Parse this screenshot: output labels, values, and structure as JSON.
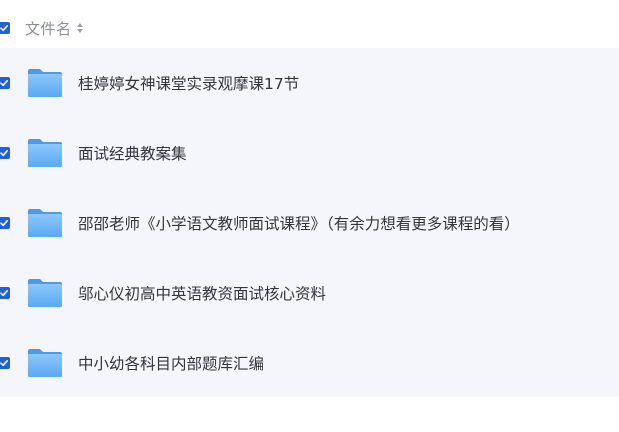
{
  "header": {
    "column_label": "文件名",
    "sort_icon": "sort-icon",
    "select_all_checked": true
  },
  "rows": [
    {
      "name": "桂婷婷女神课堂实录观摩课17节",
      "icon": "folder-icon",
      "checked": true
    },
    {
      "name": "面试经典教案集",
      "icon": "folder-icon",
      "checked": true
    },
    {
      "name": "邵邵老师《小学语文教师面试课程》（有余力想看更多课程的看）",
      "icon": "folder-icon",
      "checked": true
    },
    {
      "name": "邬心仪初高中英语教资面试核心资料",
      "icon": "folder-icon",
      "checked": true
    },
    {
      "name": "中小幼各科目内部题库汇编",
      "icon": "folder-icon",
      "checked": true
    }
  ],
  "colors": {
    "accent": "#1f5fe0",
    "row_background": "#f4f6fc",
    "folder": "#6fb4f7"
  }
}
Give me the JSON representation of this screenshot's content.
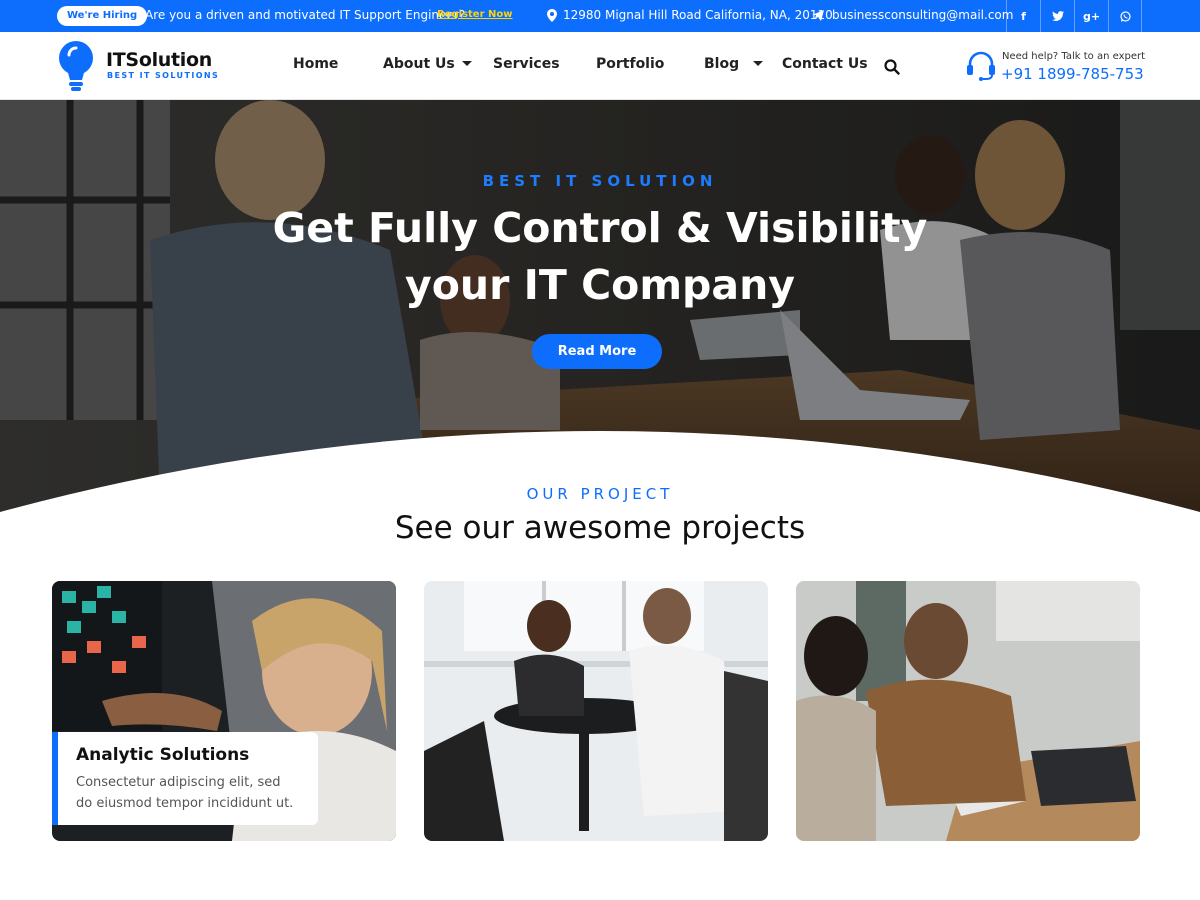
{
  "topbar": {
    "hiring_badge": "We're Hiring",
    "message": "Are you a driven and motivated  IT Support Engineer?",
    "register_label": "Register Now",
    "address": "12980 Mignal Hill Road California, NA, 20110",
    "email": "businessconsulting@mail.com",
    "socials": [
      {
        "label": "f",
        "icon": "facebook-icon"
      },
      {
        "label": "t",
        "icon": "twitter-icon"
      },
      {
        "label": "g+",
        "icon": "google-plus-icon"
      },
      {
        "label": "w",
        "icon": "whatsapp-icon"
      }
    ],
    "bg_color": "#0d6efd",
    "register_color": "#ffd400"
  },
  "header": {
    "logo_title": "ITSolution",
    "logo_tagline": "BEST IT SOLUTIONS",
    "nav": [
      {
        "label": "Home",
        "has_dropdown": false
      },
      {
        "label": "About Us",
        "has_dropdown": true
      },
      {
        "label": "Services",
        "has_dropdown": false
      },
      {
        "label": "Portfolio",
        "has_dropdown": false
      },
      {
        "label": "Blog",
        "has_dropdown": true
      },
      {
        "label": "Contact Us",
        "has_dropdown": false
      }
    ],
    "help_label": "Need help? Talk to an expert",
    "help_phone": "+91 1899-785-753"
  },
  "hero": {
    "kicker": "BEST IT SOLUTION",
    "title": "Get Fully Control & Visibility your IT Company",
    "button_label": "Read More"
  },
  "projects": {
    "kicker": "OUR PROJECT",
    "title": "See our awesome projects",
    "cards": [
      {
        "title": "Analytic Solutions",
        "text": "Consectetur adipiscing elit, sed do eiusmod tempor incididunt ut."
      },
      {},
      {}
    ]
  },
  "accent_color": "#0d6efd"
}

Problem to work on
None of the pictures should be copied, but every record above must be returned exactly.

Result of the exercise
Parse this screenshot: output labels, values, and structure as JSON.
{
  "header": {
    "column_label": "文件名",
    "sort_icon": "sort-icon",
    "select_all_checked": true
  },
  "rows": [
    {
      "name": "桂婷婷女神课堂实录观摩课17节",
      "icon": "folder-icon",
      "checked": true
    },
    {
      "name": "面试经典教案集",
      "icon": "folder-icon",
      "checked": true
    },
    {
      "name": "邵邵老师《小学语文教师面试课程》（有余力想看更多课程的看）",
      "icon": "folder-icon",
      "checked": true
    },
    {
      "name": "邬心仪初高中英语教资面试核心资料",
      "icon": "folder-icon",
      "checked": true
    },
    {
      "name": "中小幼各科目内部题库汇编",
      "icon": "folder-icon",
      "checked": true
    }
  ],
  "colors": {
    "accent": "#1f5fe0",
    "row_background": "#f4f6fc",
    "folder": "#6fb4f7"
  }
}
Give me the JSON representation of this screenshot's content.
{
  "topbar": {
    "hiring_badge": "We're Hiring",
    "message": "Are you a driven and motivated  IT Support Engineer?",
    "register_label": "Register Now",
    "address": "12980 Mignal Hill Road California, NA, 20110",
    "email": "businessconsulting@mail.com",
    "socials": [
      {
        "label": "f",
        "icon": "facebook-icon"
      },
      {
        "label": "t",
        "icon": "twitter-icon"
      },
      {
        "label": "g+",
        "icon": "google-plus-icon"
      },
      {
        "label": "w",
        "icon": "whatsapp-icon"
      }
    ],
    "bg_color": "#0d6efd",
    "register_color": "#ffd400"
  },
  "header": {
    "logo_title": "ITSolution",
    "logo_tagline": "BEST IT SOLUTIONS",
    "nav": [
      {
        "label": "Home",
        "has_dropdown": false
      },
      {
        "label": "About Us",
        "has_dropdown": true
      },
      {
        "label": "Services",
        "has_dropdown": false
      },
      {
        "label": "Portfolio",
        "has_dropdown": false
      },
      {
        "label": "Blog",
        "has_dropdown": true
      },
      {
        "label": "Contact Us",
        "has_dropdown": false
      }
    ],
    "help_label": "Need help? Talk to an expert",
    "help_phone": "+91 1899-785-753"
  },
  "hero": {
    "kicker": "BEST IT SOLUTION",
    "title": "Get Fully Control & Visibility your IT Company",
    "button_label": "Read More"
  },
  "projects": {
    "kicker": "OUR PROJECT",
    "title": "See our awesome projects",
    "cards": [
      {
        "title": "Analytic Solutions",
        "text": "Consectetur adipiscing elit, sed do eiusmod tempor incididunt ut."
      },
      {},
      {}
    ]
  },
  "accent_color": "#0d6efd"
}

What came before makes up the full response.